ACTIVITY:
Write out the records beneath this line exactly as they appear, minus any images.

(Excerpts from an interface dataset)
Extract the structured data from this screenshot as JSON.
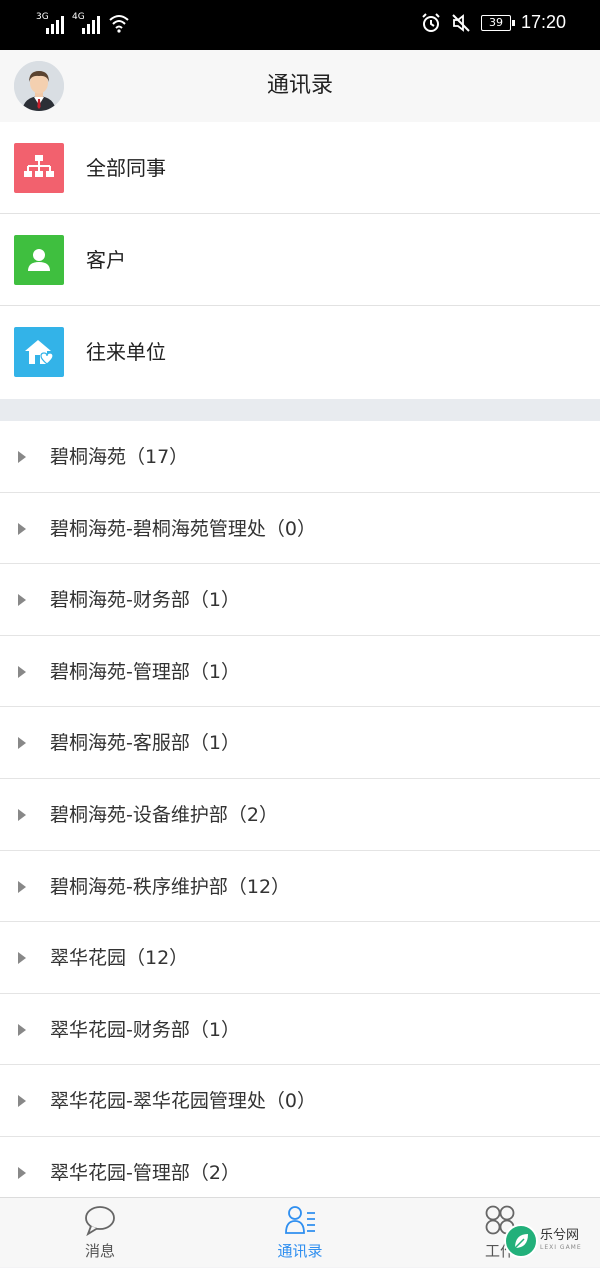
{
  "status_bar": {
    "net1": "3G",
    "net2": "4G",
    "battery": "39",
    "time": "17:20"
  },
  "header": {
    "title": "通讯录"
  },
  "categories": [
    {
      "label": "全部同事",
      "icon": "org-chart-icon",
      "color": "#f2616e"
    },
    {
      "label": "客户",
      "icon": "person-icon",
      "color": "#3fbf3f"
    },
    {
      "label": "往来单位",
      "icon": "house-heart-icon",
      "color": "#33b3e8"
    }
  ],
  "departments": [
    "碧桐海苑（17）",
    "碧桐海苑-碧桐海苑管理处（0）",
    "碧桐海苑-财务部（1）",
    "碧桐海苑-管理部（1）",
    "碧桐海苑-客服部（1）",
    "碧桐海苑-设备维护部（2）",
    "碧桐海苑-秩序维护部（12）",
    "翠华花园（12）",
    "翠华花园-财务部（1）",
    "翠华花园-翠华花园管理处（0）",
    "翠华花园-管理部（2）"
  ],
  "tabs": [
    {
      "label": "消息",
      "icon": "chat-bubble-icon",
      "active": false
    },
    {
      "label": "通讯录",
      "icon": "contacts-icon",
      "active": true
    },
    {
      "label": "工作",
      "icon": "clover-grid-icon",
      "active": false
    }
  ],
  "watermark": {
    "text": "乐兮网",
    "sub": "LEXI GAME"
  },
  "colors": {
    "accent": "#2f8ff0"
  }
}
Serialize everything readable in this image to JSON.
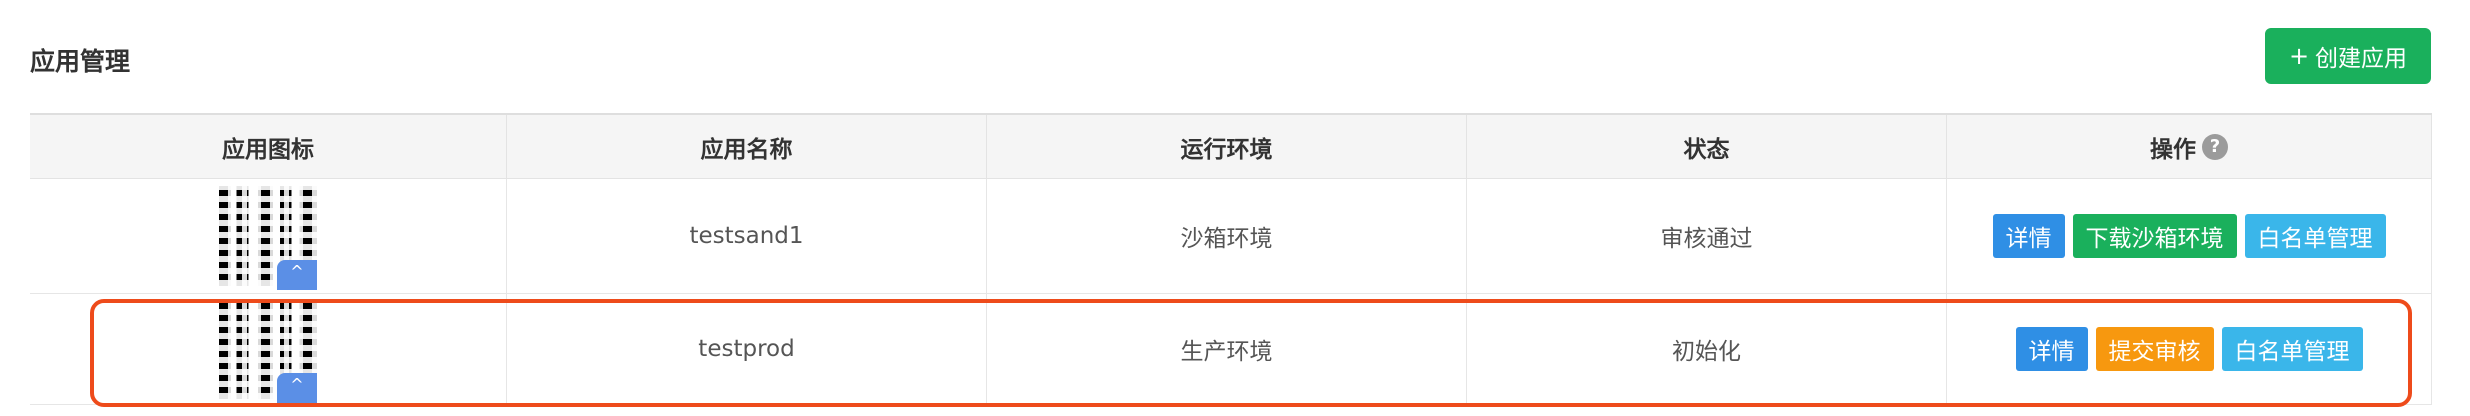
{
  "page": {
    "title": "应用管理",
    "create_button": "创建应用",
    "create_icon": "+"
  },
  "table": {
    "headers": [
      "应用图标",
      "应用名称",
      "运行环境",
      "状态",
      "操作"
    ],
    "help_icon": "?",
    "rows": [
      {
        "name": "testsand1",
        "env": "沙箱环境",
        "status": "审核通过",
        "actions": [
          "详情",
          "下载沙箱环境",
          "白名单管理"
        ]
      },
      {
        "name": "testprod",
        "env": "生产环境",
        "status": "初始化",
        "actions": [
          "详情",
          "提交审核",
          "白名单管理"
        ]
      }
    ]
  },
  "colors": {
    "primary_green": "#1ab05c",
    "detail_blue": "#2f8fe5",
    "submit_orange": "#f7980f",
    "whitelist_cyan": "#3ab6ea",
    "highlight_red": "#ee4b1b"
  }
}
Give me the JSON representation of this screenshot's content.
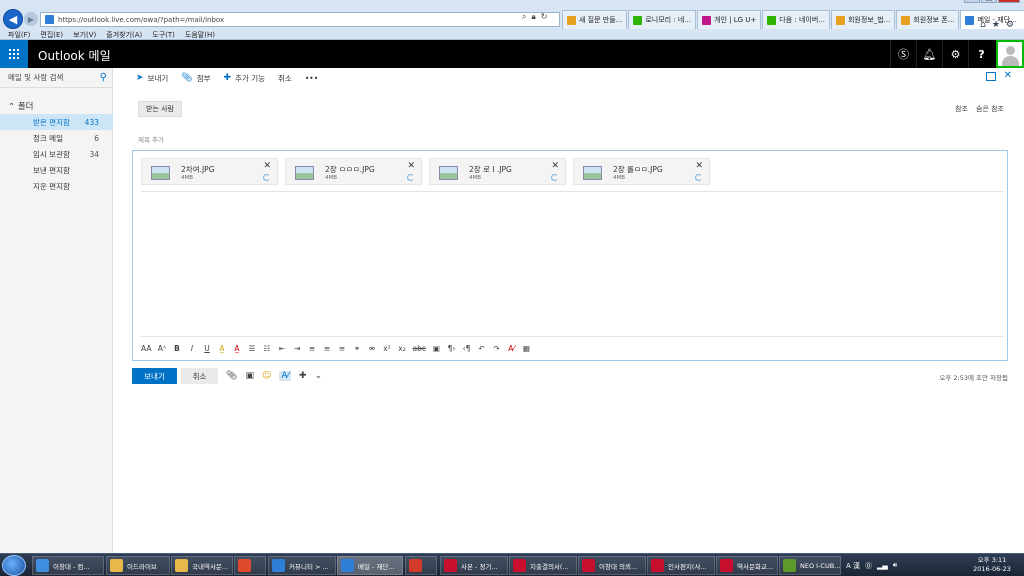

RESPONSE FOR THIS EXERCISE:
Extract the structured data from this screenshot as JSON.
{
  "status_bar": {
    "net1": "3G",
    "net2": "4G",
    "battery": "39",
    "time": "17:20"
  },
  "header": {
    "title": "通讯录"
  },
  "categories": [
    {
      "label": "全部同事",
      "icon": "org-chart-icon",
      "color": "#f2616e"
    },
    {
      "label": "客户",
      "icon": "person-icon",
      "color": "#3fbf3f"
    },
    {
      "label": "往来单位",
      "icon": "house-heart-icon",
      "color": "#33b3e8"
    }
  ],
  "departments": [
    "碧桐海苑（17）",
    "碧桐海苑-碧桐海苑管理处（0）",
    "碧桐海苑-财务部（1）",
    "碧桐海苑-管理部（1）",
    "碧桐海苑-客服部（1）",
    "碧桐海苑-设备维护部（2）",
    "碧桐海苑-秩序维护部（12）",
    "翠华花园（12）",
    "翠华花园-财务部（1）",
    "翠华花园-翠华花园管理处（0）",
    "翠华花园-管理部（2）"
  ],
  "tabs": [
    {
      "label": "消息",
      "icon": "chat-bubble-icon",
      "active": false
    },
    {
      "label": "通讯录",
      "icon": "contacts-icon",
      "active": true
    },
    {
      "label": "工作",
      "icon": "clover-grid-icon",
      "active": false
    }
  ],
  "watermark": {
    "text": "乐兮网",
    "sub": "LEXI GAME"
  },
  "colors": {
    "accent": "#2f8ff0"
  }
}
Serialize everything readable in this image to JSON.
{
  "page": {
    "title": "应用管理",
    "create_button": "创建应用",
    "create_icon": "+"
  },
  "table": {
    "headers": [
      "应用图标",
      "应用名称",
      "运行环境",
      "状态",
      "操作"
    ],
    "help_icon": "?",
    "rows": [
      {
        "name": "testsand1",
        "env": "沙箱环境",
        "status": "审核通过",
        "actions": [
          "详情",
          "下载沙箱环境",
          "白名单管理"
        ]
      },
      {
        "name": "testprod",
        "env": "生产环境",
        "status": "初始化",
        "actions": [
          "详情",
          "提交审核",
          "白名单管理"
        ]
      }
    ]
  },
  "colors": {
    "primary_green": "#1ab05c",
    "detail_blue": "#2f8fe5",
    "submit_orange": "#f7980f",
    "whitelist_cyan": "#3ab6ea",
    "highlight_red": "#ee4b1b"
  }
}
Give me the JSON representation of this screenshot's content.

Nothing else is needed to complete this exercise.